As of 06Z...Upper low responsible for showers and tstms early this evening will continue to spin overhead through the valid period. Although convection has waned this evening, a very moist environment remains, and debris cloudiness is expected to dissipate in the next few hours. This leaves an environment ripe for fog and stratus, and IFR is expected inland where heavy rainfall fell earlier. A moist ground combined with weak WAA is usually a good setup for IFR, and guidance is in good agreement developing stratus at LBT/FLO overnight. Some uncertainty remains into how low the stratus will go, and LIFR is possible, but confidence in this is not high enough for a TAF mention. At the coast, rain did not occur this evening, and WV imagery shows much drier air aloft. This may allow for some MVFR fog at the coast with 20 kts of wind at 2kft preventing more significant vsby reduction. Any restrictions will erode shortly after daybreak with VFR developing by late morning. Much drier air aloft will preclude much more than isolated convection this aftn/eve, despite the upper trough persisting. It is possible a terminal will receive a shower or tstm today, but this will need to be handled with short duration AMDs, and coverage is expected to be isolated enough that even VCTS has not been added. Winds will be light through the period, from the W early and backing to the S this evening, with speeds 10 kts or less, highest at the coast. More fog/stratus is possible Thursday morning, but just beyond the current valid period. Extended Outlook...Fog and stratus possible Thursday morning. VFR thereafter.

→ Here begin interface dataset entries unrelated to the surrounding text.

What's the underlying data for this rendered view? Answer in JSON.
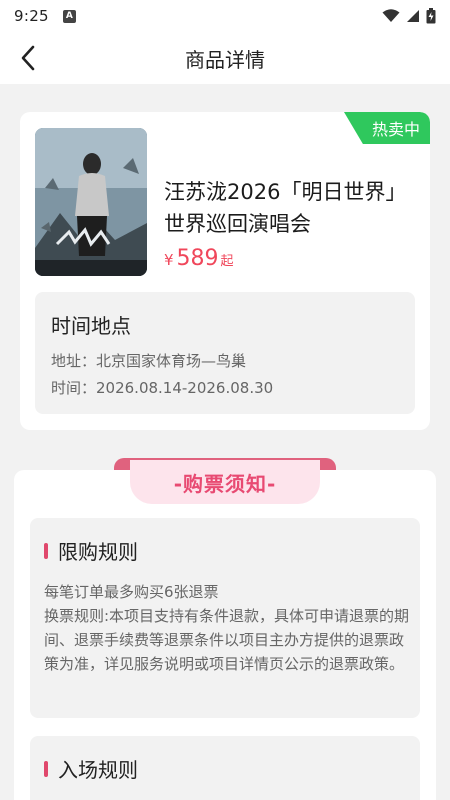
{
  "status_bar": {
    "time": "9:25",
    "notification_letter": "A"
  },
  "nav": {
    "title": "商品详情"
  },
  "product": {
    "badge": "热卖中",
    "name_line1": "汪苏泷2026「明日世界」",
    "name_line2": "世界巡回演唱会",
    "price_currency": "¥",
    "price_value": "589",
    "price_suffix": "起"
  },
  "venue": {
    "title": "时间地点",
    "address": "地址：北京国家体育场—鸟巢",
    "time": "时间：2026.08.14-2026.08.30"
  },
  "notice": {
    "heading": "-购票须知-",
    "rules": [
      {
        "title": "限购规则",
        "line1": "每笔订单最多购买6张退票",
        "line2": "换票规则:本项目支持有条件退款，具体可申请退票的期间、退票手续费等退票条件以项目主办方提供的退票政策为准，详见服务说明或项目详情页公示的退票政策。"
      },
      {
        "title": "入场规则"
      }
    ]
  },
  "colors": {
    "badge_green": "#2fc85d",
    "price_red": "#f0475b",
    "accent_pink": "#e84a72"
  }
}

-- End Changed Discussion --
&& .MARINE... NEAR TERM /THROUGH WEDNESDAY/... As of 1000 PM Tuesday...Light and variable winds will become W and NW as a landbreeze/thunderstorm outflow moves across the waters toward morning. Wind speeds will be no higher than 10 kt. Seas will be 2 to 3 ft and mainly the result of an 8 to 9 second ESE swell. A sea breeze circulation will turn the flow back around to a southerly direction during Wednesday with speeds around 10 knots. Seas will average 2 to 3 ft. SHORT TERM /WEDNESDAY NIGHT THROUGH THURSDAY NIGHT/... As of 300 PM Tuesday...Very light SW winds and just 2 ft seas through most of the period. An upper low will somewhat disrupt the normal 10-15kt/2-3 ft forecast usually borne of the Bermuda high this time of year. 15kt winds may represent a few gusts but will generally not make it into the forecast and seas will remain capped at 2 ft. A minor uptick in winds/seas may be noted Thursday night as the upper feature retrogrades south and west. LONG TERM /FRIDAY THROUGH SUNDAY/... As of 300 PM Tuesday...Expect southwest winds of 10-15 knots for the duration. There will inevitably be some nocturnal acceleration from time to time but this amount of detail is all but impossible to put into the extended. Significant seas will be 2-4 feet. && .ILM WATCHES/WARNINGS/ADVISORIES... SC...None. NC...None. MARINE...None. && $$ SYNOPSIS... NEAR TERM...RJD/JDW SHORT TERM...MBB LONG TERM...SHK AVIATION...JDW MARINE...

USA.gov is the U.S. government's official web portal to all federal, state and local government web resources and services.